→ **PROBLEM STATEMENT**: Could you write out all the records once more, exactly?

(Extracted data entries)
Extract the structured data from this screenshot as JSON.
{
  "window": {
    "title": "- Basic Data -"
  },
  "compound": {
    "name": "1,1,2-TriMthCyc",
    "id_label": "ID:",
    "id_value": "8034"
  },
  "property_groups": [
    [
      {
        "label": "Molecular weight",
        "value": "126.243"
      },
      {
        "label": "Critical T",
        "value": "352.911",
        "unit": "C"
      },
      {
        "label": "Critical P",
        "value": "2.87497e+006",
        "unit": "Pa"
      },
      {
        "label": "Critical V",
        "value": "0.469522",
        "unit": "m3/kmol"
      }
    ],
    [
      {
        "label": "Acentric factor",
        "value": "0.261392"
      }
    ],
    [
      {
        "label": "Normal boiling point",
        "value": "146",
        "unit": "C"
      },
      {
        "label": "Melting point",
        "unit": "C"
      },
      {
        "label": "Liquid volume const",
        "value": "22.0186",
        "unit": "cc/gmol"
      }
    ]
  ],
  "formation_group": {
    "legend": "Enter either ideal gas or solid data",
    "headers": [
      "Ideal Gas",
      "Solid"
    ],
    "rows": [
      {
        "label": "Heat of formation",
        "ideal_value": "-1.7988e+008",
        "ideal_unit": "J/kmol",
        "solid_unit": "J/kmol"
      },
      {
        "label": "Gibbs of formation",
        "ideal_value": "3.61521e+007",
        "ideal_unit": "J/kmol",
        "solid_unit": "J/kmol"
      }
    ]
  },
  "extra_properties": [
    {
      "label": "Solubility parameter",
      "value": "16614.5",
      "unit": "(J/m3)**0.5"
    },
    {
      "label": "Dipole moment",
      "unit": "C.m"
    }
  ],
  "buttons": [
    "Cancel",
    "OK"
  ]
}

→ **WORKED SOLUTION**:
Extract the structured data from this screenshot as JSON.
{
  "window": {
    "title": "- Basic Data -"
  },
  "compound": {
    "name": "1,1,2-TriMthCyc",
    "id_label": "ID:",
    "id_value": "8034"
  },
  "property_groups": [
    [
      {
        "label": "Molecular weight",
        "value": "126.243"
      },
      {
        "label": "Critical T",
        "value": "352.911",
        "unit": "C"
      },
      {
        "label": "Critical P",
        "value": "2.87497e+006",
        "unit": "Pa"
      },
      {
        "label": "Critical V",
        "value": "0.469522",
        "unit": "m3/kmol"
      }
    ],
    [
      {
        "label": "Acentric factor",
        "value": "0.261392"
      }
    ],
    [
      {
        "label": "Normal boiling point",
        "value": "146",
        "unit": "C"
      },
      {
        "label": "Melting point",
        "unit": "C"
      },
      {
        "label": "Liquid volume const",
        "value": "22.0186",
        "unit": "cc/gmol"
      }
    ]
  ],
  "formation_group": {
    "legend": "Enter either ideal gas or solid data",
    "headers": [
      "Ideal Gas",
      "Solid"
    ],
    "rows": [
      {
        "label": "Heat of formation",
        "ideal_value": "-1.7988e+008",
        "ideal_unit": "J/kmol",
        "solid_unit": "J/kmol"
      },
      {
        "label": "Gibbs of formation",
        "ideal_value": "3.61521e+007",
        "ideal_unit": "J/kmol",
        "solid_unit": "J/kmol"
      }
    ]
  },
  "extra_properties": [
    {
      "label": "Solubility parameter",
      "value": "16614.5",
      "unit": "(J/m3)**0.5"
    },
    {
      "label": "Dipole moment",
      "unit": "C.m"
    }
  ],
  "buttons": [
    "Cancel",
    "OK"
  ]
}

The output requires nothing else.